I'm dismayed by the growing obsession with the authorial persona and detest the idea of having to create one to sell books. Maybe I should reinvent myself as a tri-sexual, ex-con drug addict hooker with four doctorates who had an affair with Obama. That should make my books fly off the shelves...

Charles Gramlich said...

Richard, hum, some food for thought. Thanks.

Liane, I agree with you about the persona. Other than some hyperbole fun type stuff, I don't want to do it. AS for the lying in fiction, I'm taking off from Bloch's book "telling lies for fun and profit." :)

Angie said...

I agree with Liane. Lying requires an intent to deceive, and there is no such intent with fiction.


Jess said...

I have a wip about a liar--she feels she has to. Can't find a publisher interested in it even though she confesses, grows, feels an adequate amount of remorse and guilt at the end of the book. I'll be taking another look at it once I finish what I'm working on now. I'm not sure people like liars--even in fiction.

Charles Gramlich said...

Angie, I didn't really mean it literally. More along the lines of telling tall tales kind of thing.

Jess, sounds pretty interesting. I can certainly understand that frustration, as I believe most of us writers can.

KeVin K. said...

My name often doesn't appear anywhere near my words. With book/story rescues, where I complete works the contracted author didn't deliver, I can't even admit I know anything about the work. Signed a lot of NDAs over the years.

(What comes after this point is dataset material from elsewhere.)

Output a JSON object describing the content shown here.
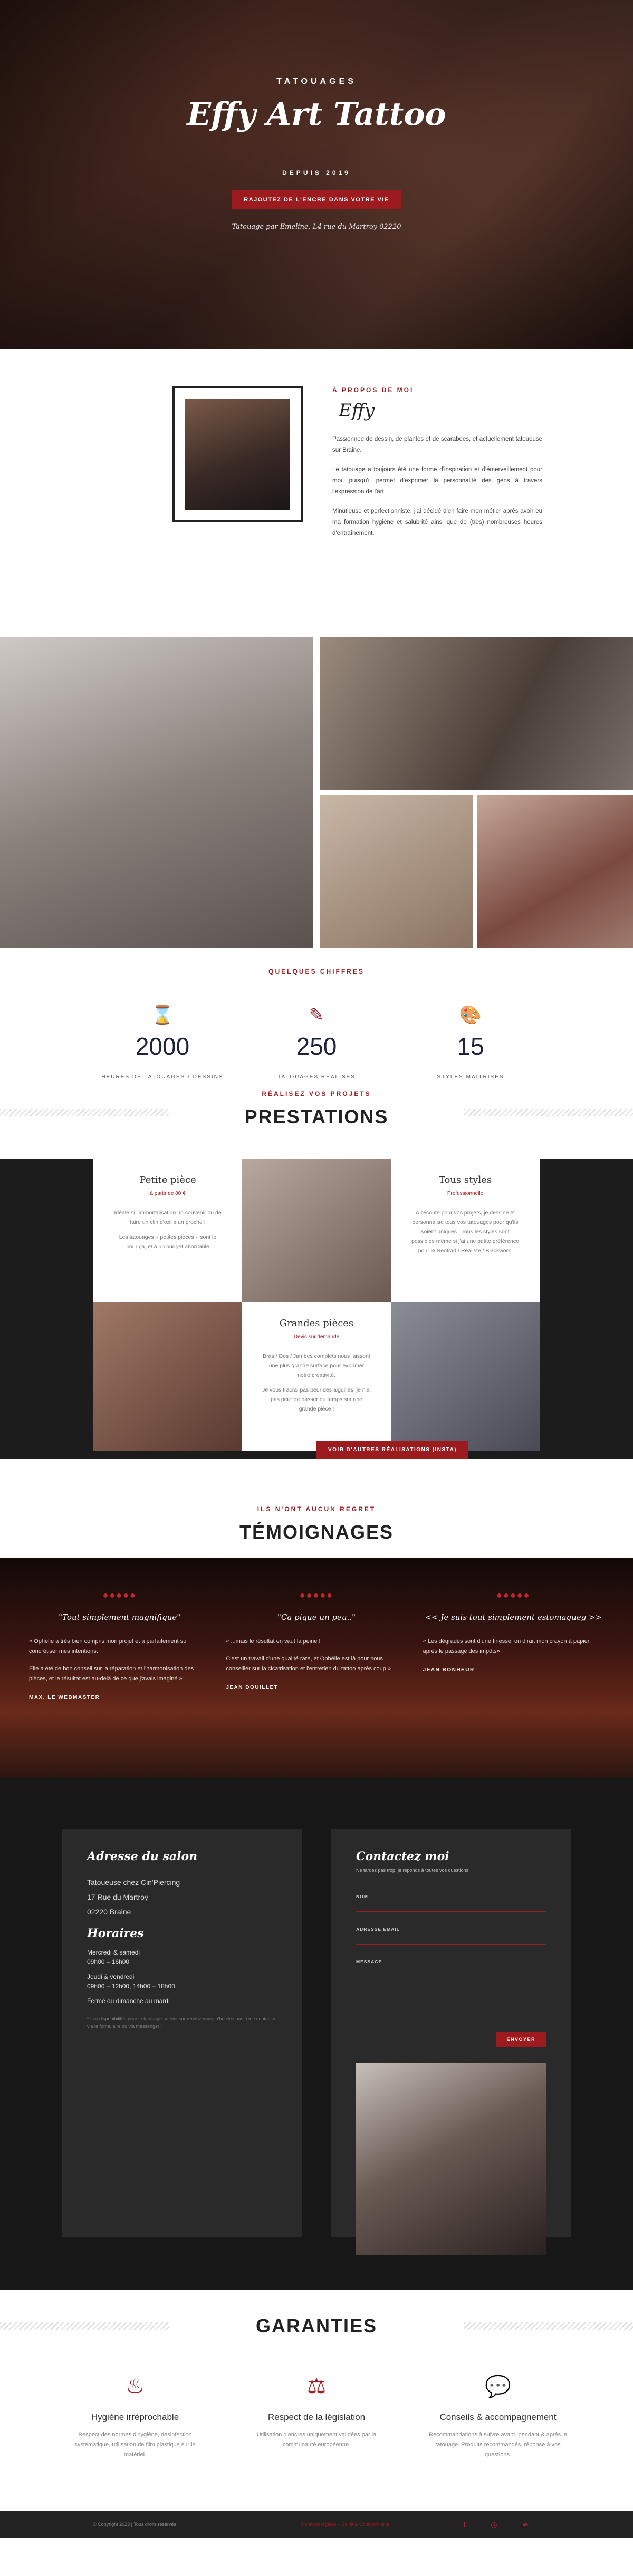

I have business cards with my name, the word "writer" in large print and contact information. (This would do me no good with anyone in the publishing industry.)
My persona with fans on the various websites is an exaggeration of the real me; I go for a Dave-Barry-esque voice.
And to a certain extent, I think marketing is a legitimate reason to project a "corrected" (or even fictitious) version of yourself. When I start publishing romance, for example, I'll have a female nom de genre (my wife's already named "her").
But I agree there's a line between marketing and lying. I write a good deal of military fiction, but I'm always up front about the fact I was 4F in the days of the draft and never served.

Erik Donald France said...

Anything presented as fiction, poetry, etc., has complete freedom to either "lie" or tell "historical truth."

Memoir is trickier. If it's telegraphed for fun entertainment effect, no worries. But if it's an outright fabrication for personal gain, then that's not much different than résumé padding, or making stuff up like Glass and Frey. Because of the comedy elements, I take David Sedaris and Augusten Burroughs with a grain of salt, and so it undoubtedly is with those parts in Days of Beer that you reference.

As for persona, it's anyone's game. Enjoyment does seem helpful.

Charles Gramlich said...

Kevin, the military comment catches it perfectly for me. An exaggeration of self, or a nom de plum is not an issue I think for anyone. But someone who lied about their military service, as some have done, would definitely cross the line.

Erik, yeah, the 'padding' element is a real problem, when it is used to exclude readers from the truth rather than include them in the fun.